[Dataset rows describing interfaces]
******

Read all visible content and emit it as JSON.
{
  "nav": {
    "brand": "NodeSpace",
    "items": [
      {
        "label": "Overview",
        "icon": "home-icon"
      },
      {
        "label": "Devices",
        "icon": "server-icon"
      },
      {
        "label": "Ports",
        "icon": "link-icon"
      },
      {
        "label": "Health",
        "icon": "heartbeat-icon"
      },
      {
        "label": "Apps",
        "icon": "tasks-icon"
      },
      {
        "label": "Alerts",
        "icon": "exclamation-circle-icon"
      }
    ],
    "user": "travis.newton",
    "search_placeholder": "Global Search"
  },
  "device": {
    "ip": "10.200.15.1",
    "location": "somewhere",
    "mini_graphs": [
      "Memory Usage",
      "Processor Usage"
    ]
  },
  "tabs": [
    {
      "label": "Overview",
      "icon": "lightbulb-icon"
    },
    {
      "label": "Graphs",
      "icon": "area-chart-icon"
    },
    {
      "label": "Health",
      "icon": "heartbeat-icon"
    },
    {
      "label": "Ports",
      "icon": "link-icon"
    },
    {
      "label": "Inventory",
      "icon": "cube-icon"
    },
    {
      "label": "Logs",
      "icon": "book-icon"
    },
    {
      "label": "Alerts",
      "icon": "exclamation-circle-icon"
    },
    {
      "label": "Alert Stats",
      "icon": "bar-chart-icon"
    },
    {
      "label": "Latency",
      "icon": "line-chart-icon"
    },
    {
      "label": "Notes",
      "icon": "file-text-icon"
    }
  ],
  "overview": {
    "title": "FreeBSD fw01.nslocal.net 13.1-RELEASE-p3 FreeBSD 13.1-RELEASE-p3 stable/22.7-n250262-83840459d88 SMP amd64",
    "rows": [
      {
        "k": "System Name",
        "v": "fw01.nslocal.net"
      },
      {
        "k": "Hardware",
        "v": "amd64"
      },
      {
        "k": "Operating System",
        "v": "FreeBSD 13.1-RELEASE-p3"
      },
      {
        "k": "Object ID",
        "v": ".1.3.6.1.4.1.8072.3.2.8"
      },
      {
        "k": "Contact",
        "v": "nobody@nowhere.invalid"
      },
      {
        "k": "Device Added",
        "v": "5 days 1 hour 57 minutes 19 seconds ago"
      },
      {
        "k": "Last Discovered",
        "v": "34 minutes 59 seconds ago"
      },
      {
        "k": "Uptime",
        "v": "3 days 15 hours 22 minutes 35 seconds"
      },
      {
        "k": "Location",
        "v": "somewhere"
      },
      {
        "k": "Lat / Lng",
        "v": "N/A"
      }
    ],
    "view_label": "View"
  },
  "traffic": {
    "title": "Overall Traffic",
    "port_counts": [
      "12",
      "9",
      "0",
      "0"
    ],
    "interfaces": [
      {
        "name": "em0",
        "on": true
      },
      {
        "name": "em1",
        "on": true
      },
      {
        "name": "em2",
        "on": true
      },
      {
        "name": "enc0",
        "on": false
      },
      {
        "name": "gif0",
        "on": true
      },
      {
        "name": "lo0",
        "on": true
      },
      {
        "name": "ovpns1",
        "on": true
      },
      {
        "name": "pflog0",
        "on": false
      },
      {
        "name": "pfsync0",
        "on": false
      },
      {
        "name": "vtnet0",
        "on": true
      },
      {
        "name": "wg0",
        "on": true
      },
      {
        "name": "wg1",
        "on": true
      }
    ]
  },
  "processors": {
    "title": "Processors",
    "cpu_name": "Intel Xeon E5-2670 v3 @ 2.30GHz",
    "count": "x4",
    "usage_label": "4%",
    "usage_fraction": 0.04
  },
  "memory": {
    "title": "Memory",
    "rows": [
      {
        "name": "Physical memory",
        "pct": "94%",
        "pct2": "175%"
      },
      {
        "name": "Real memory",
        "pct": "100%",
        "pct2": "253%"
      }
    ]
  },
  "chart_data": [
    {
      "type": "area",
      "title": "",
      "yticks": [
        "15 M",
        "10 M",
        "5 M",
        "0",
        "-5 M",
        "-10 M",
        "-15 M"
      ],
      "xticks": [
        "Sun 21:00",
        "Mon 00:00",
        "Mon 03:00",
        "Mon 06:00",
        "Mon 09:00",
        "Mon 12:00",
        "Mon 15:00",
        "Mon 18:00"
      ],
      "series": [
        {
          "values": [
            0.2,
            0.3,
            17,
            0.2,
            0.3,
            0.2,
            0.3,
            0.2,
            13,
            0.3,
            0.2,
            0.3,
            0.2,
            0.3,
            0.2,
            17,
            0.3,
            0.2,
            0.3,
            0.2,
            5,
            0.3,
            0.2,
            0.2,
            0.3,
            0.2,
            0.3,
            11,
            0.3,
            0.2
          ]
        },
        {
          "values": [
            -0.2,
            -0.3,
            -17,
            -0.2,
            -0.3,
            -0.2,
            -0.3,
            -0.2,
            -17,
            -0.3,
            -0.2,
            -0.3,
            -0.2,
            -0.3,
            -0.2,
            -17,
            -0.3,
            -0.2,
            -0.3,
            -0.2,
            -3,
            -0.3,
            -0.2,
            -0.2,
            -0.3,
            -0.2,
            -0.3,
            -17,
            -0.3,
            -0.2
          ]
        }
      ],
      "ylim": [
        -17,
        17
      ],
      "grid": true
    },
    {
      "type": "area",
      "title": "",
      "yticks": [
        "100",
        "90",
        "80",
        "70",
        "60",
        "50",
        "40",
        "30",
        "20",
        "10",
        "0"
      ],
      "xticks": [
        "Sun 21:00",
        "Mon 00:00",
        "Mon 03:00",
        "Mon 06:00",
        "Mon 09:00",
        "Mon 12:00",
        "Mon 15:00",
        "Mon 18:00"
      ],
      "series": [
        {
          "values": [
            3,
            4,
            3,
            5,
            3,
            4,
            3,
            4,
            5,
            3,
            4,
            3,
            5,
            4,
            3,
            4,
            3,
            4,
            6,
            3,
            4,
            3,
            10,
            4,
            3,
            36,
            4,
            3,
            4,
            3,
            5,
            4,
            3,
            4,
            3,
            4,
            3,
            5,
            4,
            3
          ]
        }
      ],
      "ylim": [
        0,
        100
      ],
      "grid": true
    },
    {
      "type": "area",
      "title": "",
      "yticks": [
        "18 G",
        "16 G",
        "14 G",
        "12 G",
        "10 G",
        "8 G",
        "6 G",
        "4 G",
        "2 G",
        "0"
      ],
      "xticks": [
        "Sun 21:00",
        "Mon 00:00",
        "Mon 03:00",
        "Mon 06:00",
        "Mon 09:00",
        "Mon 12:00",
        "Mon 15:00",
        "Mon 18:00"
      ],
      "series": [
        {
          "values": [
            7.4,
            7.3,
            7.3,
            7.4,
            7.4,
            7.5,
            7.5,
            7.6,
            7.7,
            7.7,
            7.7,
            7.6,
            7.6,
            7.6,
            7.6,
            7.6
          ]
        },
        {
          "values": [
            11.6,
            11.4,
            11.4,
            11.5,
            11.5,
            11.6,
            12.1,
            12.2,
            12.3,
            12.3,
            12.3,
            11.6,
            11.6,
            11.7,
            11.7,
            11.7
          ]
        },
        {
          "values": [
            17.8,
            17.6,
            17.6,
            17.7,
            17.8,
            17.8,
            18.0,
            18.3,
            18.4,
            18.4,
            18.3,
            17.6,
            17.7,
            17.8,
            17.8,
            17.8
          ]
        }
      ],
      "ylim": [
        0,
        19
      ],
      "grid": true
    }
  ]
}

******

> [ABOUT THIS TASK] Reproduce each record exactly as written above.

> [REPLY TO THE EXERCISE]
Read all visible content and emit it as JSON.
{
  "nav": {
    "brand": "NodeSpace",
    "items": [
      {
        "label": "Overview",
        "icon": "home-icon"
      },
      {
        "label": "Devices",
        "icon": "server-icon"
      },
      {
        "label": "Ports",
        "icon": "link-icon"
      },
      {
        "label": "Health",
        "icon": "heartbeat-icon"
      },
      {
        "label": "Apps",
        "icon": "tasks-icon"
      },
      {
        "label": "Alerts",
        "icon": "exclamation-circle-icon"
      }
    ],
    "user": "travis.newton",
    "search_placeholder": "Global Search"
  },
  "device": {
    "ip": "10.200.15.1",
    "location": "somewhere",
    "mini_graphs": [
      "Memory Usage",
      "Processor Usage"
    ]
  },
  "tabs": [
    {
      "label": "Overview",
      "icon": "lightbulb-icon"
    },
    {
      "label": "Graphs",
      "icon": "area-chart-icon"
    },
    {
      "label": "Health",
      "icon": "heartbeat-icon"
    },
    {
      "label": "Ports",
      "icon": "link-icon"
    },
    {
      "label": "Inventory",
      "icon": "cube-icon"
    },
    {
      "label": "Logs",
      "icon": "book-icon"
    },
    {
      "label": "Alerts",
      "icon": "exclamation-circle-icon"
    },
    {
      "label": "Alert Stats",
      "icon": "bar-chart-icon"
    },
    {
      "label": "Latency",
      "icon": "line-chart-icon"
    },
    {
      "label": "Notes",
      "icon": "file-text-icon"
    }
  ],
  "overview": {
    "title": "FreeBSD fw01.nslocal.net 13.1-RELEASE-p3 FreeBSD 13.1-RELEASE-p3 stable/22.7-n250262-83840459d88 SMP amd64",
    "rows": [
      {
        "k": "System Name",
        "v": "fw01.nslocal.net"
      },
      {
        "k": "Hardware",
        "v": "amd64"
      },
      {
        "k": "Operating System",
        "v": "FreeBSD 13.1-RELEASE-p3"
      },
      {
        "k": "Object ID",
        "v": ".1.3.6.1.4.1.8072.3.2.8"
      },
      {
        "k": "Contact",
        "v": "nobody@nowhere.invalid"
      },
      {
        "k": "Device Added",
        "v": "5 days 1 hour 57 minutes 19 seconds ago"
      },
      {
        "k": "Last Discovered",
        "v": "34 minutes 59 seconds ago"
      },
      {
        "k": "Uptime",
        "v": "3 days 15 hours 22 minutes 35 seconds"
      },
      {
        "k": "Location",
        "v": "somewhere"
      },
      {
        "k": "Lat / Lng",
        "v": "N/A"
      }
    ],
    "view_label": "View"
  },
  "traffic": {
    "title": "Overall Traffic",
    "port_counts": [
      "12",
      "9",
      "0",
      "0"
    ],
    "interfaces": [
      {
        "name": "em0",
        "on": true
      },
      {
        "name": "em1",
        "on": true
      },
      {
        "name": "em2",
        "on": true
      },
      {
        "name": "enc0",
        "on": false
      },
      {
        "name": "gif0",
        "on": true
      },
      {
        "name": "lo0",
        "on": true
      },
      {
        "name": "ovpns1",
        "on": true
      },
      {
        "name": "pflog0",
        "on": false
      },
      {
        "name": "pfsync0",
        "on": false
      },
      {
        "name": "vtnet0",
        "on": true
      },
      {
        "name": "wg0",
        "on": true
      },
      {
        "name": "wg1",
        "on": true
      }
    ]
  },
  "processors": {
    "title": "Processors",
    "cpu_name": "Intel Xeon E5-2670 v3 @ 2.30GHz",
    "count": "x4",
    "usage_label": "4%",
    "usage_fraction": 0.04
  },
  "memory": {
    "title": "Memory",
    "rows": [
      {
        "name": "Physical memory",
        "pct": "94%",
        "pct2": "175%"
      },
      {
        "name": "Real memory",
        "pct": "100%",
        "pct2": "253%"
      }
    ]
  },
  "chart_data": [
    {
      "type": "area",
      "title": "",
      "yticks": [
        "15 M",
        "10 M",
        "5 M",
        "0",
        "-5 M",
        "-10 M",
        "-15 M"
      ],
      "xticks": [
        "Sun 21:00",
        "Mon 00:00",
        "Mon 03:00",
        "Mon 06:00",
        "Mon 09:00",
        "Mon 12:00",
        "Mon 15:00",
        "Mon 18:00"
      ],
      "series": [
        {
          "values": [
            0.2,
            0.3,
            17,
            0.2,
            0.3,
            0.2,
            0.3,
            0.2,
            13,
            0.3,
            0.2,
            0.3,
            0.2,
            0.3,
            0.2,
            17,
            0.3,
            0.2,
            0.3,
            0.2,
            5,
            0.3,
            0.2,
            0.2,
            0.3,
            0.2,
            0.3,
            11,
            0.3,
            0.2
          ]
        },
        {
          "values": [
            -0.2,
            -0.3,
            -17,
            -0.2,
            -0.3,
            -0.2,
            -0.3,
            -0.2,
            -17,
            -0.3,
            -0.2,
            -0.3,
            -0.2,
            -0.3,
            -0.2,
            -17,
            -0.3,
            -0.2,
            -0.3,
            -0.2,
            -3,
            -0.3,
            -0.2,
            -0.2,
            -0.3,
            -0.2,
            -0.3,
            -17,
            -0.3,
            -0.2
          ]
        }
      ],
      "ylim": [
        -17,
        17
      ],
      "grid": true
    },
    {
      "type": "area",
      "title": "",
      "yticks": [
        "100",
        "90",
        "80",
        "70",
        "60",
        "50",
        "40",
        "30",
        "20",
        "10",
        "0"
      ],
      "xticks": [
        "Sun 21:00",
        "Mon 00:00",
        "Mon 03:00",
        "Mon 06:00",
        "Mon 09:00",
        "Mon 12:00",
        "Mon 15:00",
        "Mon 18:00"
      ],
      "series": [
        {
          "values": [
            3,
            4,
            3,
            5,
            3,
            4,
            3,
            4,
            5,
            3,
            4,
            3,
            5,
            4,
            3,
            4,
            3,
            4,
            6,
            3,
            4,
            3,
            10,
            4,
            3,
            36,
            4,
            3,
            4,
            3,
            5,
            4,
            3,
            4,
            3,
            4,
            3,
            5,
            4,
            3
          ]
        }
      ],
      "ylim": [
        0,
        100
      ],
      "grid": true
    },
    {
      "type": "area",
      "title": "",
      "yticks": [
        "18 G",
        "16 G",
        "14 G",
        "12 G",
        "10 G",
        "8 G",
        "6 G",
        "4 G",
        "2 G",
        "0"
      ],
      "xticks": [
        "Sun 21:00",
        "Mon 00:00",
        "Mon 03:00",
        "Mon 06:00",
        "Mon 09:00",
        "Mon 12:00",
        "Mon 15:00",
        "Mon 18:00"
      ],
      "series": [
        {
          "values": [
            7.4,
            7.3,
            7.3,
            7.4,
            7.4,
            7.5,
            7.5,
            7.6,
            7.7,
            7.7,
            7.7,
            7.6,
            7.6,
            7.6,
            7.6,
            7.6
          ]
        },
        {
          "values": [
            11.6,
            11.4,
            11.4,
            11.5,
            11.5,
            11.6,
            12.1,
            12.2,
            12.3,
            12.3,
            12.3,
            11.6,
            11.6,
            11.7,
            11.7,
            11.7
          ]
        },
        {
          "values": [
            17.8,
            17.6,
            17.6,
            17.7,
            17.8,
            17.8,
            18.0,
            18.3,
            18.4,
            18.4,
            18.3,
            17.6,
            17.7,
            17.8,
            17.8,
            17.8
          ]
        }
      ],
      "ylim": [
        0,
        19
      ],
      "grid": true
    }
  ]
}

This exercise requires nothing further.